The phrase “global dandyism” is from an academic conference that I came across online that was specifically looking at black dandyism. It was about a culture of dress in black culture that was happening in France.
Bailey Mikytuck ’20
Are there multiple figures depicted in this work?
Yes, three, I think. I was drawing, and I kept changing my mind on the figure. I decided to keep the change of mind within the figure, so that it ended up being multi-armed. I like that idea of a shiftiness of this character who can’t quite seem to figure out what pose they want for their final portrait.
Is it supposed to be read as one being?
Yes. We can go into multiplicity of identities or the idea of a person aspiring to be another person, and there’s a degree of appropriation that’s happening in the image. It’s this mixing and matching of identities that I think we all carry in ourselves. As I’m drawing, I build up, and then afterward, I make guesses as to what it’s about.
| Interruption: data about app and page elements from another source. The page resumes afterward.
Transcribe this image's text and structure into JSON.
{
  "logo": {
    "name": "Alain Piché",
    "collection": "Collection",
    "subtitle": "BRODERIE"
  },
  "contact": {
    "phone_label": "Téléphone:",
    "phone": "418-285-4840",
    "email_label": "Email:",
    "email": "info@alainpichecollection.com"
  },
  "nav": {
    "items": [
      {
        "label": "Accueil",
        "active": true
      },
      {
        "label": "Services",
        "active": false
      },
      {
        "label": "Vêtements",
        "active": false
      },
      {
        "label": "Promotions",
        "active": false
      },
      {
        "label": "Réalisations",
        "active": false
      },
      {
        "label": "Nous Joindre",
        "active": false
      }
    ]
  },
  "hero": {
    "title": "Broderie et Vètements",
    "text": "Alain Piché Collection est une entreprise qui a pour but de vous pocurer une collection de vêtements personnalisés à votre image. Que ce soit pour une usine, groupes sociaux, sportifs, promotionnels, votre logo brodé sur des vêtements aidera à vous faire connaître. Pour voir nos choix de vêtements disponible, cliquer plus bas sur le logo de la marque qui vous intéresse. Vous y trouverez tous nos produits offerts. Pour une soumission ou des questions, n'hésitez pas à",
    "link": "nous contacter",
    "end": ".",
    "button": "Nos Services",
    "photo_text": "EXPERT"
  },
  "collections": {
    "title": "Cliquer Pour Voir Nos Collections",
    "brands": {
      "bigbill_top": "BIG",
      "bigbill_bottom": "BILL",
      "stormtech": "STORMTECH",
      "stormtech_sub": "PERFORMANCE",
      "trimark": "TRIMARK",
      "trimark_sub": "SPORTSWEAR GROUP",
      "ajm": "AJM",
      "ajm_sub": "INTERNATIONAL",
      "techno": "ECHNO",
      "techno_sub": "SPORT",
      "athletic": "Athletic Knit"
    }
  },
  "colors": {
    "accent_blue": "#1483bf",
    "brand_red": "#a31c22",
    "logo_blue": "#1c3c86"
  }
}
Can you speak about the appropriation aspect of your work?
All my drawings are appropriations because everything comes from a massive archive of images that I steal off the Internet. There’s no real people standing in my studio.
I didn’t want to just stick to white bodies. So as I was drawing this, somehow this African American face came in. And it was only later that I thought, “Oh, is this a blackface rendering?” There’s something about being a white artist. The second you draw a black face it’s like, am I making a commentary on blackness or is this just me trying to bring other faces into this drawing? I don’t want to just be drawing white bodies. For a while, I was drawing green bodies, a goofy way to get around it. It’s an irreconcilable question right now that’s clearly driving me to make more work. I keep waiting for someone to be pissed off, and then I could figure out how I’m going to respond because I can figure out how they’re reading it. That hasn’t happened yet.
How many different reference photos go into one piece?
Global Dandyism is about eight. There are probably five to eight photos that I’m working from per image.
And you find these all over the Internet?
Yeah, Google image search is the best thing ever. I’m an enormous thief on the Internet. But the operative word isn’t “Google”; it’s “search.” It’s like looking at a blank piece of paper. A bunch of artists do collaborative drawing parties, and part of that is realizing that you have this archive in your head. If you start making marks on a piece of paper, you start recognizing images, and then you sit there trying to bring them out, and it’s not so much about rendering something that you’re looking at; it’s just coming out of your head. In some ways, what I do is the same thing. It’s just that my imagination is now taking place on a computer screen. I’m waiting to see what comes up.
Sometimes I’m active about going out to find something very specific as I’m making a drawing. I’ve had two drawings where I thought, this clearly needs a fanny pack. I couldn’t tell you why. I was doing all these searches, and I could not find the right fanny pack. I went on Amazon and bought four different fanny packs. And then I sat in my studio with the fanny packs with my hands jammed in them, photographing myself trying to get that image in my head. Sometimes there are those moments where I’ll get an image stuck in my head and if I can’t find it, then I’ll make it.